Dataset entries -
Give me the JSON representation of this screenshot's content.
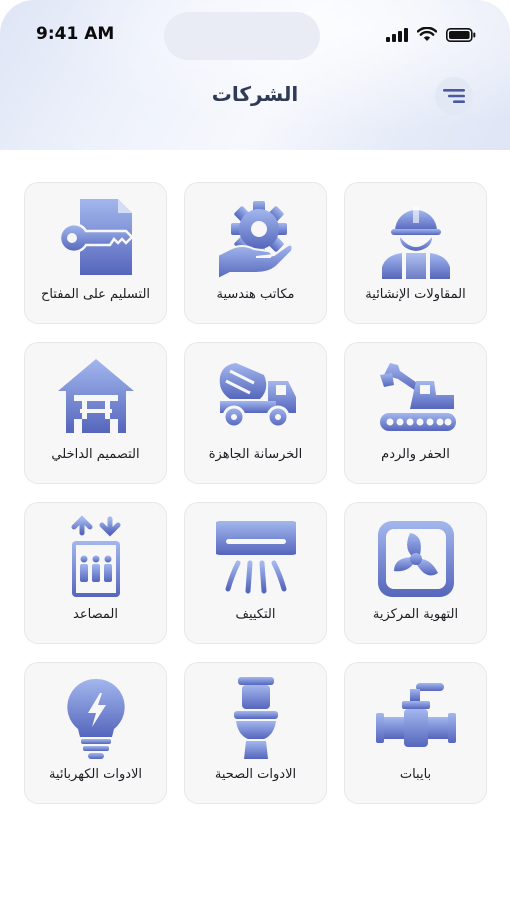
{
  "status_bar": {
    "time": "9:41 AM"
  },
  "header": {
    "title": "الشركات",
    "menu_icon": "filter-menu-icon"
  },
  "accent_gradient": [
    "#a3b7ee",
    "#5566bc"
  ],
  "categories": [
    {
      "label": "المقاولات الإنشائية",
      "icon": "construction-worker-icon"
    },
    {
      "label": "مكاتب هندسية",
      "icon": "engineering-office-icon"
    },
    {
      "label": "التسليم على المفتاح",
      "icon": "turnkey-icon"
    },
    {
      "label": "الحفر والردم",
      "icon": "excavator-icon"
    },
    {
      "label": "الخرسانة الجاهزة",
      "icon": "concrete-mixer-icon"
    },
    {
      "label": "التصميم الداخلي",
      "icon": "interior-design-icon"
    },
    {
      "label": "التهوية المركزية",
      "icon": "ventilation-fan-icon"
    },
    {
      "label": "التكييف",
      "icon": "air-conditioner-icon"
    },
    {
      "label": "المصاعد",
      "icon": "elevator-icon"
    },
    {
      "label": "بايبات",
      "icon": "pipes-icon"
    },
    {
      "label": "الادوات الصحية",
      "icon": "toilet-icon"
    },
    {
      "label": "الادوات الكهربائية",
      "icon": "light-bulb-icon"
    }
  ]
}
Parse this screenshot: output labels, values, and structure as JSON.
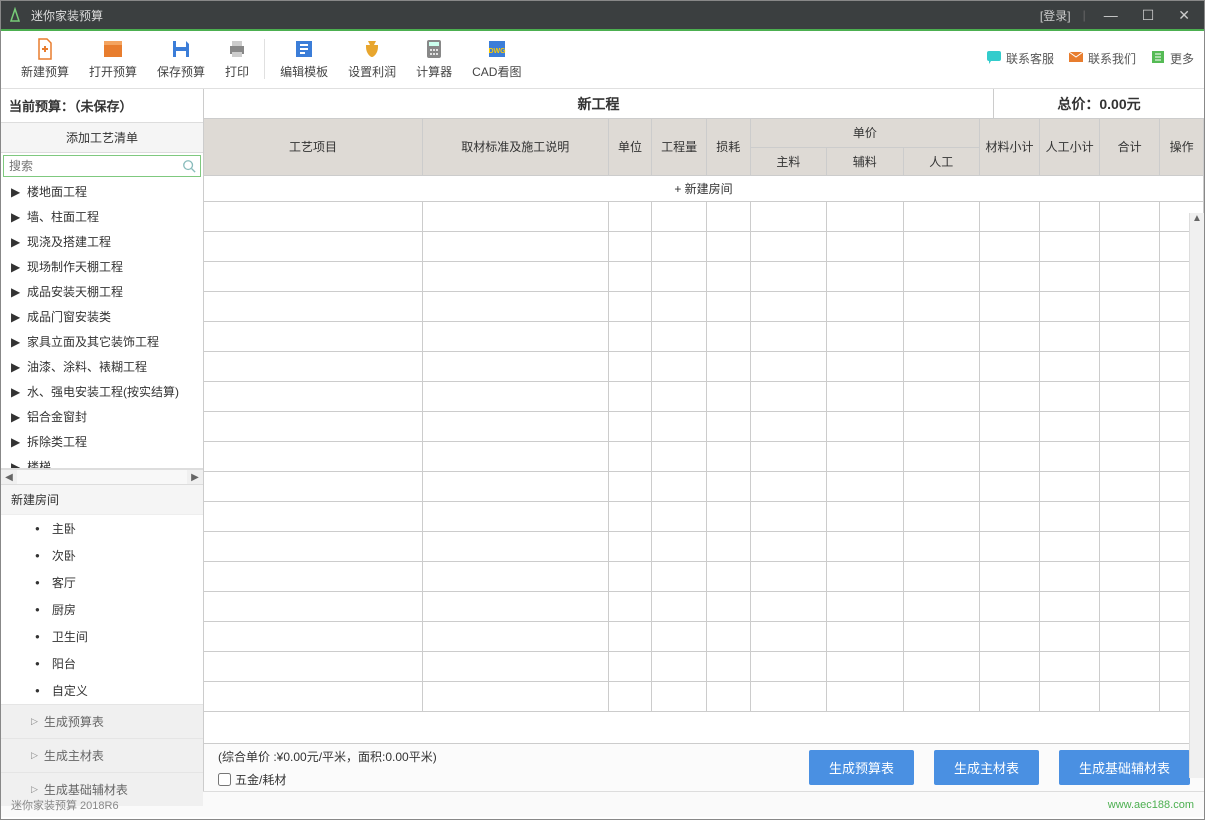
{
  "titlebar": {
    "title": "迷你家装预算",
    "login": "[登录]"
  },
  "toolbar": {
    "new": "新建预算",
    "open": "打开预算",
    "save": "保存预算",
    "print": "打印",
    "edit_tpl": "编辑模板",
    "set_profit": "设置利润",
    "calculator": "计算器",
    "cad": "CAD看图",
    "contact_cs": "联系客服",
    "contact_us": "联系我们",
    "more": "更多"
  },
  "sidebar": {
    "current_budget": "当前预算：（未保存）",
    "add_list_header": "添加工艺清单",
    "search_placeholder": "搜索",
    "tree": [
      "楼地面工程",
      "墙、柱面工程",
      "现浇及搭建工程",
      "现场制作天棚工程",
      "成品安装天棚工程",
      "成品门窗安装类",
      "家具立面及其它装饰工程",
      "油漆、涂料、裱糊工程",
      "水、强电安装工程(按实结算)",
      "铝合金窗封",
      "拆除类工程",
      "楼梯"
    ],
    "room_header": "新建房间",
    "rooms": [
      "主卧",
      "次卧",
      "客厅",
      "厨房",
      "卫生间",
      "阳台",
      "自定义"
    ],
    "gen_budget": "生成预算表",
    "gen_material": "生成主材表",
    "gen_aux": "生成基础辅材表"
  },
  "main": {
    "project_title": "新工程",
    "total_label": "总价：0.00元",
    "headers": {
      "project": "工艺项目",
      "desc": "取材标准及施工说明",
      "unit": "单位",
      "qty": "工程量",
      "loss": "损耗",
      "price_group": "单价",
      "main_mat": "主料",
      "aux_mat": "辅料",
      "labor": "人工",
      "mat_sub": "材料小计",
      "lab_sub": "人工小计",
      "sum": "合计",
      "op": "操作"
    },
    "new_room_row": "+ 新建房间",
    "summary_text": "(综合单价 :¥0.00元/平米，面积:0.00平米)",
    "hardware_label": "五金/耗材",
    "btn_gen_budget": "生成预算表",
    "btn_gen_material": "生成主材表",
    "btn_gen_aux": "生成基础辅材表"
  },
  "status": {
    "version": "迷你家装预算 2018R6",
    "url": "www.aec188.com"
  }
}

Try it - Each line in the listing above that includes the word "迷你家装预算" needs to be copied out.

Response box -
    "title": "迷你家装预算",
    "version": "迷你家装预算 2018R6",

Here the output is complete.